Attorney at Law ​​​


  • Engage in mediation before litigation.
  • Go to counseling. 
  • Understand that time spent with the children will lessen
  • Understand that the expenses of two people living apart will be greater than two people living together. 
  • Understand that finances and parenting issues are separate issues.  
  • Consider sharing holidays as opposed to alternating holidays.
  • Plan and consult with the other parent in advance of activities for the children. 
  • Observe time schedules regarding the children strictly, including the time schedules for exchanges of the children. 
  • Try to be flexible regarding visitation times for the other parent. 
  • Do whatever is necessary to resolve any angry feelings toward your ex-spouse. 
  • Do work with the other parent to present a united front when handling any problems relating to the children. 
  • Take the children to a therapist if psychological adjustment appears problematic. 
  • Tell the children early and often that they are loved by both parents, that the divorce is not their fault, and that they are not getting a divorce from either parent. 
  • Provide the children with an emotional environment that allows them to continue to love and spend time with the other parent. 
  • Encourage a good relationship between the children and the other parent’s extended family
  • Encourage the children to remember the other parent on special occasions, allowing and encouraging them to telephone on a reasonable basis and at special occasions. 
  • Use discretion regarding the time and frequency of calls to the children. 
  • Recognize that children may feel powerless and helpless and be aware that children may feel insecure and exhibit regressive behavior. 
  • Be a role model for the children. 
  • Put aside any differences with the other parent long enough to allow both parents to attend school conferences together. 
  • Promptly inform and consult with the other parent about the emergency medical, surgical, dental, institutional, or mental healthcare of the children
  • Communicate with the other parent openly, honestly, and regularly to avoid misunderstandings harmful to the children. 
  • Make plans directly with the other parent; do not make plans through the children. Maintain the same set of rules in both houses (to the extent possible). 

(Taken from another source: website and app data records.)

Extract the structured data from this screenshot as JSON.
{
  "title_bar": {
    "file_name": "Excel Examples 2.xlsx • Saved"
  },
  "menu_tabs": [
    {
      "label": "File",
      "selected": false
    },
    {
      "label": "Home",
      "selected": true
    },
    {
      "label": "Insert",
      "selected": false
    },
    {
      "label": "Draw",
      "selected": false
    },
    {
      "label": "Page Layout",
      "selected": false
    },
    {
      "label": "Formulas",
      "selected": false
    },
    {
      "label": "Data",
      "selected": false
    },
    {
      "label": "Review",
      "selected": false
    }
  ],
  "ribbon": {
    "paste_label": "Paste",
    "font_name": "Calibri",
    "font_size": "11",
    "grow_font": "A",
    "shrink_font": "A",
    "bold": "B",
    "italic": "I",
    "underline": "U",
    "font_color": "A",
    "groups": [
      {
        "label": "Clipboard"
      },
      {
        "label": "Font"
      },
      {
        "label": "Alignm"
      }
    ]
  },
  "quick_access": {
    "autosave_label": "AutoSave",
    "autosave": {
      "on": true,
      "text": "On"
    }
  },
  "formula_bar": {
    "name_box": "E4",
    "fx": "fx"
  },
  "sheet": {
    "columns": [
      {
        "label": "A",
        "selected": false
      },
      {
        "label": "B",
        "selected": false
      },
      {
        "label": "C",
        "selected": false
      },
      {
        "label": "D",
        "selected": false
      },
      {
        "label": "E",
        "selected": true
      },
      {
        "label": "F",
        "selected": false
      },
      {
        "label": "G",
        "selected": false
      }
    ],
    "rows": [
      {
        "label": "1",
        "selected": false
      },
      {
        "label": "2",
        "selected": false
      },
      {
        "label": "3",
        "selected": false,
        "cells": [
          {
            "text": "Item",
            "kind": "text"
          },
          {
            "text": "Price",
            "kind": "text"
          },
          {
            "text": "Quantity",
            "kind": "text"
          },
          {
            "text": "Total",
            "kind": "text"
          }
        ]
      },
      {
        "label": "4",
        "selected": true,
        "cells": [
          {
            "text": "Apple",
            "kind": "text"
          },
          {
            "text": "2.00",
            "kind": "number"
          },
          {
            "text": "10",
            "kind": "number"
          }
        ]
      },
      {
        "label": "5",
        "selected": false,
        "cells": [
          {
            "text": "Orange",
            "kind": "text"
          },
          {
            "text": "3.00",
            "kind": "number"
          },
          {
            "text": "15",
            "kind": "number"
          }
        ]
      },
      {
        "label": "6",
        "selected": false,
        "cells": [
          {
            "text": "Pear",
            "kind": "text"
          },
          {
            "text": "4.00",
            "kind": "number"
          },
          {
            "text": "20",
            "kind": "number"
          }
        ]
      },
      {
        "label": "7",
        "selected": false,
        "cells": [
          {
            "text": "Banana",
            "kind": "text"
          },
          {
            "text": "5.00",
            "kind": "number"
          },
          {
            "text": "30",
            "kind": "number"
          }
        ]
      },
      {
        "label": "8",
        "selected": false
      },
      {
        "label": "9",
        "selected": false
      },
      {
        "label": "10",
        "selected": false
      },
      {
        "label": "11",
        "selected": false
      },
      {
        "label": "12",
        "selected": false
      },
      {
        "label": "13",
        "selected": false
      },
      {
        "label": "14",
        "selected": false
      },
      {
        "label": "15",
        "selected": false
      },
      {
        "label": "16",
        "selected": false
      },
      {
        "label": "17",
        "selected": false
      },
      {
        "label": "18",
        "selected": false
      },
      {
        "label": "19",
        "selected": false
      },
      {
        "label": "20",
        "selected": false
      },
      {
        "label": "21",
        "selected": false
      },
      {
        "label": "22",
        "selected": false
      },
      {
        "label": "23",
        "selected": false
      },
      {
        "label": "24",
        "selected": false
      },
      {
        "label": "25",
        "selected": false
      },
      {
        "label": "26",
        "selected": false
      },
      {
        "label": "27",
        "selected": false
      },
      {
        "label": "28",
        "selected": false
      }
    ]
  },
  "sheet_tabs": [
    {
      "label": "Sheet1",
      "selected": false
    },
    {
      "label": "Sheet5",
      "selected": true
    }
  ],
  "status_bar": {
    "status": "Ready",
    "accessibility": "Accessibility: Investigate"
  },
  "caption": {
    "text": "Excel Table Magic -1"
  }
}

Don’t move more often than is necessary. 

Don’t allow children to foster feelings of guilt over the divorce process. 

When in front of the children, don’t take sides or take issue with decisions or actions made by the other parent. 

Don’t allow the children to be in the middle of arranging or canceling visitation. 

Don’t communicate with the other parent through the children. 

Don’t send the check with the children (even in a sealed envelope), and don’t hand the check to the other parent in front of the children. 

Don’t degrade, or argue with, the other parent in the presence of the children. 

If you are the non-primary residential parent, don’t arrive late or not at all for visitation. 

Don’t discuss any of the financial aspects of the divorce process (i.e., support, maintenance, arrearages) with the children or in the presence of the children. 

Don’t believe everything the children say about the other parent. 

Before the divorce, don’t introduce the children to a person whom you are dating, and after the divorce, do so only with great discretion. 

Don’t ever allow children of any age to observe sexually intimate behavior. 

Except in very unusual circumstances, don’t allow the children to sleep in the same bed with you.

Don’t ask the children to keep secrets from the ex-spouse.